PROBLEM STATEMENT: Return only those lines of the material that contain "true".
══════════════════════════════
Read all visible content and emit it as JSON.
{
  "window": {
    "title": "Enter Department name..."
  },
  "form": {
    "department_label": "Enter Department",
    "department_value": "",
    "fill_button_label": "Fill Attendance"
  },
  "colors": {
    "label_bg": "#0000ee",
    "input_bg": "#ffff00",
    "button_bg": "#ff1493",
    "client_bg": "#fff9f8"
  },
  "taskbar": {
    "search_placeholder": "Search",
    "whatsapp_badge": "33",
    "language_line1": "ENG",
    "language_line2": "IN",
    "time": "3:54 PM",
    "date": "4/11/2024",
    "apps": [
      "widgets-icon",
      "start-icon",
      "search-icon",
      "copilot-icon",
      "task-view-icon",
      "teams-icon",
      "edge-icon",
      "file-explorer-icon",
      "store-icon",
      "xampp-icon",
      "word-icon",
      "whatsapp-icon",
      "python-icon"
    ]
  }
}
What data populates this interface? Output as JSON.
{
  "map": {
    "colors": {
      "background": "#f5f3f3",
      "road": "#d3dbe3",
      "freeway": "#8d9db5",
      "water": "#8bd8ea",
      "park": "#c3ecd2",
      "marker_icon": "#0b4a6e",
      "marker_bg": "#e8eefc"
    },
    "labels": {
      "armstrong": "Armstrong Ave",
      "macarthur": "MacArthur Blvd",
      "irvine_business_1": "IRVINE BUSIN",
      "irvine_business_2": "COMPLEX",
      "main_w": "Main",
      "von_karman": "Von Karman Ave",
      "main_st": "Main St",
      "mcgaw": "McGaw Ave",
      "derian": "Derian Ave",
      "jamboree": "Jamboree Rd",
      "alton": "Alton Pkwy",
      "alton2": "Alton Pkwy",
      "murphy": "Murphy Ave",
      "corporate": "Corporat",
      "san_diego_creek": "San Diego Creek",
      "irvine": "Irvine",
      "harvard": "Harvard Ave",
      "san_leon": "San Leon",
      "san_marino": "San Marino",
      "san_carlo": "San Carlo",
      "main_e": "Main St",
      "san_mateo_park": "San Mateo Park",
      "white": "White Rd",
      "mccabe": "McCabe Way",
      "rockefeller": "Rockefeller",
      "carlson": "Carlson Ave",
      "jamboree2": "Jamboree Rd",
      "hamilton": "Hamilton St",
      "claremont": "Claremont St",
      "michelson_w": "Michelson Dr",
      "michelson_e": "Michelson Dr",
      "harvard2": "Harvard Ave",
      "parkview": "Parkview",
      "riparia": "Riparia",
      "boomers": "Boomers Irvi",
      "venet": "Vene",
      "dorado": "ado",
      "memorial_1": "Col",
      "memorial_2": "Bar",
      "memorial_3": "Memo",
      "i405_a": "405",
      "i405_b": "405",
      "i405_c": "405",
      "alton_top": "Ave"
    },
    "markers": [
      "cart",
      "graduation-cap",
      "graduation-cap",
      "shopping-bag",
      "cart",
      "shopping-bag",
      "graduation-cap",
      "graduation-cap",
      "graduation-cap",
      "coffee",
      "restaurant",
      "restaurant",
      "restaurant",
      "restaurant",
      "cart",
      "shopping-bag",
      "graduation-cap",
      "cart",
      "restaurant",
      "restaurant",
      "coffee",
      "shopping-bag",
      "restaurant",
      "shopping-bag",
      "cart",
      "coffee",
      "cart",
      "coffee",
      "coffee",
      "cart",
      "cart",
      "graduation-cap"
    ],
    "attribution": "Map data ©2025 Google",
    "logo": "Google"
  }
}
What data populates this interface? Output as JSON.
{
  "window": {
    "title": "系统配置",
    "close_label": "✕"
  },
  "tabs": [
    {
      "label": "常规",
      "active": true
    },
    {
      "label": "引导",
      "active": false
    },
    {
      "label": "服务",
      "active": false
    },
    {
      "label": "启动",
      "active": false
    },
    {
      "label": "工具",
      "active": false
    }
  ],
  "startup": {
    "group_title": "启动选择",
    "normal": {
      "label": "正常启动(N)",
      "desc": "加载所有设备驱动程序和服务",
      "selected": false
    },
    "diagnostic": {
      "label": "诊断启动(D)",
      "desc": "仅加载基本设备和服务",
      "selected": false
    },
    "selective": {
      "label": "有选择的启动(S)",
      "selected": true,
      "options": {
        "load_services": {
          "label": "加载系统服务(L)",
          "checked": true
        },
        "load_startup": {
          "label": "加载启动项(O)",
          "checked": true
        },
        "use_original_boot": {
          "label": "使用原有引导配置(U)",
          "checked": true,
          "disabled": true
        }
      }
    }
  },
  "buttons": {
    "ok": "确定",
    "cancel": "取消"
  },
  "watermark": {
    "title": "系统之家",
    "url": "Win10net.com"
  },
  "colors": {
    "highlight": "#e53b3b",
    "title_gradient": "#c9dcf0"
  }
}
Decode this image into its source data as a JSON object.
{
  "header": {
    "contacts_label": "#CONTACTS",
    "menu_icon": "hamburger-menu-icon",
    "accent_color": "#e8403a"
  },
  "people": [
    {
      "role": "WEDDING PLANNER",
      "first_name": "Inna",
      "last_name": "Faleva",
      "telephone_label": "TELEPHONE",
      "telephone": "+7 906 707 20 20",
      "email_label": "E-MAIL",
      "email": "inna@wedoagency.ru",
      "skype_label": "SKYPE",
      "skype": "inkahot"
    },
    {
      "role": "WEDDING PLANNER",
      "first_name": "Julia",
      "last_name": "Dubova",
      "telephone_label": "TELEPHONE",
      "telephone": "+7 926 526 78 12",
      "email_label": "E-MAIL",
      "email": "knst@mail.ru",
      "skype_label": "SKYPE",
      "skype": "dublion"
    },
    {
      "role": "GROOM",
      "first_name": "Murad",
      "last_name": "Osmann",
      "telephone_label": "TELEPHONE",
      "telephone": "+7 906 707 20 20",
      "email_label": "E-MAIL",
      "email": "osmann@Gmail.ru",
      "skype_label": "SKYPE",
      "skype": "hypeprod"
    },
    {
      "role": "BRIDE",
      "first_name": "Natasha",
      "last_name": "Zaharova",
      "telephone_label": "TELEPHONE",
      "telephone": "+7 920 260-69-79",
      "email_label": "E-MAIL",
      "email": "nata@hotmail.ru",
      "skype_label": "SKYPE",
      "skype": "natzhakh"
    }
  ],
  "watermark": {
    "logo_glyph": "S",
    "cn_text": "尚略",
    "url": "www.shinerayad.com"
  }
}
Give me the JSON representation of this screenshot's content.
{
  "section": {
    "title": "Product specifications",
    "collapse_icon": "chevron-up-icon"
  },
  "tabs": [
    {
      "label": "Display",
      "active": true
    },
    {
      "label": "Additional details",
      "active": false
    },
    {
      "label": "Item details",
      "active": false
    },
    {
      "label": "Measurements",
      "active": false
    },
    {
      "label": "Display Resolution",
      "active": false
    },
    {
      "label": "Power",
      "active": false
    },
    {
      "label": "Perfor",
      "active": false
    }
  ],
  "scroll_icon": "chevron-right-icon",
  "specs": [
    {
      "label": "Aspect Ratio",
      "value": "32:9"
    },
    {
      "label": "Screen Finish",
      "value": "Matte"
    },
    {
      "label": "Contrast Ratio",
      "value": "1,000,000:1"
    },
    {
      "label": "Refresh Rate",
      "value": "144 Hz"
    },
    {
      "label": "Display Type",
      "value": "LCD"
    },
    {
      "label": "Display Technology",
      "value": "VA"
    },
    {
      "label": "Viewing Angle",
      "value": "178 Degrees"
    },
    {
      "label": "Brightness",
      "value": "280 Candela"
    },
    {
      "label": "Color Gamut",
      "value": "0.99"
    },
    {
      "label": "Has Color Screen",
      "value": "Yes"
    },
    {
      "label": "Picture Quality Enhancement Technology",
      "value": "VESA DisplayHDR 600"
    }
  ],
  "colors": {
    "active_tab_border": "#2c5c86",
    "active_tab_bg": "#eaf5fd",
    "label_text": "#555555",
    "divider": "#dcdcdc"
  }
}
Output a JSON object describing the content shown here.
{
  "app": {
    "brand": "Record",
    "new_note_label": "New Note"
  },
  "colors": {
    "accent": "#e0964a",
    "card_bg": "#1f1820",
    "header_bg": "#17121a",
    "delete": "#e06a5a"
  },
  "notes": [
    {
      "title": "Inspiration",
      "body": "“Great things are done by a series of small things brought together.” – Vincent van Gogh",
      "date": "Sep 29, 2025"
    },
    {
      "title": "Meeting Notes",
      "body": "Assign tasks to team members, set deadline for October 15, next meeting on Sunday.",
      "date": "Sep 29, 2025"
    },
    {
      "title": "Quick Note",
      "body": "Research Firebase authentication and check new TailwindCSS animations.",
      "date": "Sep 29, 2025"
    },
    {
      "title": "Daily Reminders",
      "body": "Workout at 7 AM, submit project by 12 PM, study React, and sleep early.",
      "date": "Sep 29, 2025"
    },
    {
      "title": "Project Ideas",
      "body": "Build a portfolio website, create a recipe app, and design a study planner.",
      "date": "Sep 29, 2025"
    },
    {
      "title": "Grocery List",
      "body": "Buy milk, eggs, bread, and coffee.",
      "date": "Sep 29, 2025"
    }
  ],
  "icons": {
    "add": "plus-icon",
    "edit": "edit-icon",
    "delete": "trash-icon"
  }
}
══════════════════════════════
ANSWER AREA:
      "active": true
      "selected": true,
          "checked": true
          "checked": true
          "checked": true,
          "disabled": true
      "active": true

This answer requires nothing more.